WORK TASK: Needed from the entries below: every line that holds the word "http".

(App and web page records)
================================

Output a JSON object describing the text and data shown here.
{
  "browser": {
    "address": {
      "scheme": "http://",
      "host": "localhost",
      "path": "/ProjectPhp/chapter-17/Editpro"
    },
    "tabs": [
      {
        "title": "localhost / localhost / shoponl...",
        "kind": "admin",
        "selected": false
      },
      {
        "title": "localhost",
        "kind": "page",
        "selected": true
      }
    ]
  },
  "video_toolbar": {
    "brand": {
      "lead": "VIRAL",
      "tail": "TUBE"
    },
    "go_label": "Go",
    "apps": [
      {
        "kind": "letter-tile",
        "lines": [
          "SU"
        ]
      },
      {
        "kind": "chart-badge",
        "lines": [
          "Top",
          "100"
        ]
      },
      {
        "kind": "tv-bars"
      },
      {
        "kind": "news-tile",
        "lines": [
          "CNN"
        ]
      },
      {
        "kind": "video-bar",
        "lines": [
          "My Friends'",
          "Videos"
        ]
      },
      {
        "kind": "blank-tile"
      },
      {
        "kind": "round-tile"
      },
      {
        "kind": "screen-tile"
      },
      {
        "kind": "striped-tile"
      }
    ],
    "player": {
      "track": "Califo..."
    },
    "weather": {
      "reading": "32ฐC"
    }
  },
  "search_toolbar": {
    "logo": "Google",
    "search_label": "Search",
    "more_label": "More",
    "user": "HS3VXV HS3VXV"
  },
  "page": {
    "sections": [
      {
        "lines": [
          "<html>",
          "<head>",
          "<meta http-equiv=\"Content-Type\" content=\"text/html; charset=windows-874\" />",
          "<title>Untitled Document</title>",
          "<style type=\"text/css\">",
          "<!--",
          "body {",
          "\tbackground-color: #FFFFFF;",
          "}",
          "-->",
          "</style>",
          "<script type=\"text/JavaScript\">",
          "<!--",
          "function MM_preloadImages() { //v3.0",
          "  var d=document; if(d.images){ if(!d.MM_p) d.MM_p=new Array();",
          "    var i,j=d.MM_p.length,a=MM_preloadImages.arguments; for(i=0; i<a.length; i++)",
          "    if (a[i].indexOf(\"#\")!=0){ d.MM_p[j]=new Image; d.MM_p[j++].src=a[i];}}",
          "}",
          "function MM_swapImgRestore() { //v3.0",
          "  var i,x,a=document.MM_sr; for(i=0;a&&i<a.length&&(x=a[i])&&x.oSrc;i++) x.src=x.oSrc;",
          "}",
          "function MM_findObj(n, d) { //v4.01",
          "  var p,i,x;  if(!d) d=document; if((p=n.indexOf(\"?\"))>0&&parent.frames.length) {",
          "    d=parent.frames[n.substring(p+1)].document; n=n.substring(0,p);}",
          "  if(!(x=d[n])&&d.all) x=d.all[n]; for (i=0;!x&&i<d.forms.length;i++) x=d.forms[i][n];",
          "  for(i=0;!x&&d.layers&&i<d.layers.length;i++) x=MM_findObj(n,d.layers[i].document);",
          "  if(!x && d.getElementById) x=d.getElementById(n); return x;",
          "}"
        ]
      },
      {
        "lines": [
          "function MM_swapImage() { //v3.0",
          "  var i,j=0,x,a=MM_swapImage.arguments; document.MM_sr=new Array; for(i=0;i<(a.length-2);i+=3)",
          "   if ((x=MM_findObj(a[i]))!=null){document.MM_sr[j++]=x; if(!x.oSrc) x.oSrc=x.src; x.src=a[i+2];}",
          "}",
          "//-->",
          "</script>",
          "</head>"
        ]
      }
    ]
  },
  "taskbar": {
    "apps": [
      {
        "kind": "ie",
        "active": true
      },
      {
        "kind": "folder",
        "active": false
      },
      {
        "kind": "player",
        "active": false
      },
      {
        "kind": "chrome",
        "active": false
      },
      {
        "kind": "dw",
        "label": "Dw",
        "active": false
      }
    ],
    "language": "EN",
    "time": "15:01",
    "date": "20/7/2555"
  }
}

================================

FINISHED EXERCISE:
      "scheme": "http://",
          "<meta http-equiv=\"Content-Type\" content=\"text/html; charset=windows-874\" />",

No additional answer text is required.